At 74, Sarah wakes up each morning and goes through her regular routine.  Sure, her arthritis makes the first few steps painful, but she has learned how to adapt.

It wasn’t too long ago that she was working full time, and before that running a house full of children.  Life has been full of the need to adapt, and Sarah has always conquered her new challenges.

Jessie is Sarah’s daughter.  She lives out of town, is working and raising her family.  On her last trip home, she noticed that her Mom was not getting around as easily as before and she started to worry about her being on her own.

Jessie decided to get Sarah a personal emergency response system, or emergency button, in case she had a fall.  “It will bring you peace of mind in case something happens when you are alone,” she said.  But, Sarah keeps the button in her desk drawer.  The idea of accidentally hitting it and having the paramedics knock down her door did not bring Sarah “peace of mind”, it brought on more anxiety.

The things that bring peace of mind to a loved one, isn’t necessarily what brings peace of mind to the senior.  We all have different motivations and priorities.  Understanding that when communicating will help families find a comfortable middle ground that meets everyone’s needs.

What is it that truly brings your loved one their own peace of mind?  For Sarah, it was connection to her children.  Using technology to check in on her made it seem like her children wanted to use the tools instead of talking to her.  It made her feel like a problem that Jessie wanted to solve.  But, for her daughter, it was a way to make sure that her Mom was safe because she wasn’t close by.

Taking the time to talk through your own personal motivations and not projecting your feelings onto the senior will help them understand why the safety measures are important to you.  Likewise, getting the senior to talk about how the “help” makes them feel, will allow for open communication and can ultimately lead to compromises that work for everyone.

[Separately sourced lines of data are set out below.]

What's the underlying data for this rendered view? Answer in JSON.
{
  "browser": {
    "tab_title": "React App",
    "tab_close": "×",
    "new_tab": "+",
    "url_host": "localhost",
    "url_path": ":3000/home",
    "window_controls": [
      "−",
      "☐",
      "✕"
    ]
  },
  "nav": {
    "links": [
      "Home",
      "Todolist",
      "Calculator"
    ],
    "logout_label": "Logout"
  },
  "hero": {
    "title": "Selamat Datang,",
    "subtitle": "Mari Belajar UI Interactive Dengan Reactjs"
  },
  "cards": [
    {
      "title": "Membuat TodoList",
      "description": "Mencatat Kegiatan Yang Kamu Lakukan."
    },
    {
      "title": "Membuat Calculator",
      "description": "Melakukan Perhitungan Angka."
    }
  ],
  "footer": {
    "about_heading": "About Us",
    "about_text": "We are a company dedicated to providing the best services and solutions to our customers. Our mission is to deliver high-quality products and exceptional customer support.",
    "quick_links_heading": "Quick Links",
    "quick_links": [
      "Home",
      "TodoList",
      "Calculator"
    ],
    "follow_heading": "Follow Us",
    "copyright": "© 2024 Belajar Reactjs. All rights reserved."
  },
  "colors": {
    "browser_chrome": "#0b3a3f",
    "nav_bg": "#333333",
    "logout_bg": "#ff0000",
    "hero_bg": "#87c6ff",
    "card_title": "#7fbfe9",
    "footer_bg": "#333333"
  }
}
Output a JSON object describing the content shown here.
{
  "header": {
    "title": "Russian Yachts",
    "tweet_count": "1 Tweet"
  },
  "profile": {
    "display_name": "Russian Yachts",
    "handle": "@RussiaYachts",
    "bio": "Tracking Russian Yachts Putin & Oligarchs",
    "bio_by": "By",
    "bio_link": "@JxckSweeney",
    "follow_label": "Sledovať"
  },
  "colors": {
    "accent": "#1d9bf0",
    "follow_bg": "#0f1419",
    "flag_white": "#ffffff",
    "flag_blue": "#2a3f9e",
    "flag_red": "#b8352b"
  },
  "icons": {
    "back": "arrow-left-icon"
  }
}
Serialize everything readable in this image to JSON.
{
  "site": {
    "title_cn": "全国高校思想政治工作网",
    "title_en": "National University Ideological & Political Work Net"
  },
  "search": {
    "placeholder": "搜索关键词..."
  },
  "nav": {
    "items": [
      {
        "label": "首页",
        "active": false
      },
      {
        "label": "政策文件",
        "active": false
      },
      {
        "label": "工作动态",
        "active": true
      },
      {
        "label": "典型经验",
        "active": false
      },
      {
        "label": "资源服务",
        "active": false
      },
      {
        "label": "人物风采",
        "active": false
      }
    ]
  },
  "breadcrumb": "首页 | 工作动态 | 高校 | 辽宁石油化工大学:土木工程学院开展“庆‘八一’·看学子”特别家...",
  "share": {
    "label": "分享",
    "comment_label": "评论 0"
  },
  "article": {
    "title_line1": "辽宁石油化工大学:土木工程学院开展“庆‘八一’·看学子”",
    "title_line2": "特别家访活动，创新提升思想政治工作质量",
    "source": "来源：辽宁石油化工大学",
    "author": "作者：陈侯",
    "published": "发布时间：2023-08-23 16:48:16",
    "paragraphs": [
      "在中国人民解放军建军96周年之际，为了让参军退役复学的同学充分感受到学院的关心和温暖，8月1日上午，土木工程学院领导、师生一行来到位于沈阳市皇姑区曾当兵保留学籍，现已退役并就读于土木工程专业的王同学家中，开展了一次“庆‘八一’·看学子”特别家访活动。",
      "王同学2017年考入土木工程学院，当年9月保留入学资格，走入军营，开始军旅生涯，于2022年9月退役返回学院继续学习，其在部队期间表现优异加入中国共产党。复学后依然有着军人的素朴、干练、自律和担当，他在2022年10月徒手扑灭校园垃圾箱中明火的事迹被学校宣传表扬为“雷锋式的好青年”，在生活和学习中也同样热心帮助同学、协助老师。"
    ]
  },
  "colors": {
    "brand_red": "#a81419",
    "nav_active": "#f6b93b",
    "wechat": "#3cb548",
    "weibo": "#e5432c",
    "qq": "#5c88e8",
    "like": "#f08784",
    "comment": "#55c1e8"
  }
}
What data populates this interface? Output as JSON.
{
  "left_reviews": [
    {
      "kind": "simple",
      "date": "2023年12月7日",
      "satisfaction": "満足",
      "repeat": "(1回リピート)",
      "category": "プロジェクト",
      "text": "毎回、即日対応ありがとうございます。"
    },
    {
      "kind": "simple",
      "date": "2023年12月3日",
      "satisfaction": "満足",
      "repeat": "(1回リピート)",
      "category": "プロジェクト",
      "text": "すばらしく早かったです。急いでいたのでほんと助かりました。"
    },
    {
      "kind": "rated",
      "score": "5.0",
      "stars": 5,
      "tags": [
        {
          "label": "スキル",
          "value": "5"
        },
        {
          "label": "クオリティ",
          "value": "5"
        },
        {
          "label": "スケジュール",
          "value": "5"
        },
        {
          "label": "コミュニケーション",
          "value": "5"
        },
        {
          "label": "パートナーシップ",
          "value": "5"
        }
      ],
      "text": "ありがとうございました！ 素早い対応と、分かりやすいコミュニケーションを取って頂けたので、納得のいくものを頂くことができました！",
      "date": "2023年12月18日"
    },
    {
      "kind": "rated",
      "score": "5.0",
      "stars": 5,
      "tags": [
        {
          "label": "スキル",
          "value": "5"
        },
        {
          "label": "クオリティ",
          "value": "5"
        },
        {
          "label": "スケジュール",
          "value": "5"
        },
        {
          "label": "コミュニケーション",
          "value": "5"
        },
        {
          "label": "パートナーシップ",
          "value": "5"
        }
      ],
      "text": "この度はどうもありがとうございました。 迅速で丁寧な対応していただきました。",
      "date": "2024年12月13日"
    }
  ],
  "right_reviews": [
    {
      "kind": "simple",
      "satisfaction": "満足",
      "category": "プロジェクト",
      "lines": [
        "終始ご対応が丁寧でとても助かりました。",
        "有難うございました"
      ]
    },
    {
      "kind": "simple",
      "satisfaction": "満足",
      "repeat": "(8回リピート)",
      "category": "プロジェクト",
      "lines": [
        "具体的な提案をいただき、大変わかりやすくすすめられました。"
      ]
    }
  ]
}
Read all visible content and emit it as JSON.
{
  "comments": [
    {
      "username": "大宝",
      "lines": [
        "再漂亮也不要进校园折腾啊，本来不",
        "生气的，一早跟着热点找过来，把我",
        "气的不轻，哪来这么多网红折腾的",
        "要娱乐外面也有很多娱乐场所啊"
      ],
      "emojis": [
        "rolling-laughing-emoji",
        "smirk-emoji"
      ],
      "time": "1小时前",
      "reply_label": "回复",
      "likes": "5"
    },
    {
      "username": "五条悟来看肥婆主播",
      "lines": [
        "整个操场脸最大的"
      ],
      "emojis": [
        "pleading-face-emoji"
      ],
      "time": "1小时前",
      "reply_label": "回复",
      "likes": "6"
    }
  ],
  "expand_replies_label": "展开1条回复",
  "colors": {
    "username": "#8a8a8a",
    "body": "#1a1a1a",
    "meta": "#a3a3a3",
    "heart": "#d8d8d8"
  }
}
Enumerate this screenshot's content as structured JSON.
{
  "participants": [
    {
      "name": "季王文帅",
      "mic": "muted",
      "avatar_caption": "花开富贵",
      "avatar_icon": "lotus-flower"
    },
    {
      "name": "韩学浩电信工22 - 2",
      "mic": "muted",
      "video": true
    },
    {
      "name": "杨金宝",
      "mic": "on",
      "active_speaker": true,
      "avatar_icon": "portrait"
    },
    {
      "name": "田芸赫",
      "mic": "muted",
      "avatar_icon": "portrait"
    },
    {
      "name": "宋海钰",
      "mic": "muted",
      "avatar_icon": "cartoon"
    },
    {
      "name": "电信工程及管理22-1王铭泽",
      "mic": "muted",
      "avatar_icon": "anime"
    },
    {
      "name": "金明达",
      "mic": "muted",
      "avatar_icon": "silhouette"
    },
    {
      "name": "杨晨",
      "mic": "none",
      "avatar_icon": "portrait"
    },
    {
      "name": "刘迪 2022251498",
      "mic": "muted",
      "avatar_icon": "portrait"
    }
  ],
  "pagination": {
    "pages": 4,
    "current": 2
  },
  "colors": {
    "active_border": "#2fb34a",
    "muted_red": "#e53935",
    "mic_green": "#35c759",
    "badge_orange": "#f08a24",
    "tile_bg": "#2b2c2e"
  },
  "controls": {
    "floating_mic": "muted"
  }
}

For Sarah and Jessie, they compromised that they would start each day with a quick good morning phone call as a check in, and Sarah agreed to wear the button when she was going up and down the stairs to the basement to do laundry, bringing everyone their own personal peace of mind.

Editor’s Note: This article was submitted by Dana Jessup, CSA, CADDCT, CDP.  Dana Jessup is the owner of Friends For Life, Inc. and may be reached at 303-321- 2822 or by email at dana@friendsforlifeinc.com.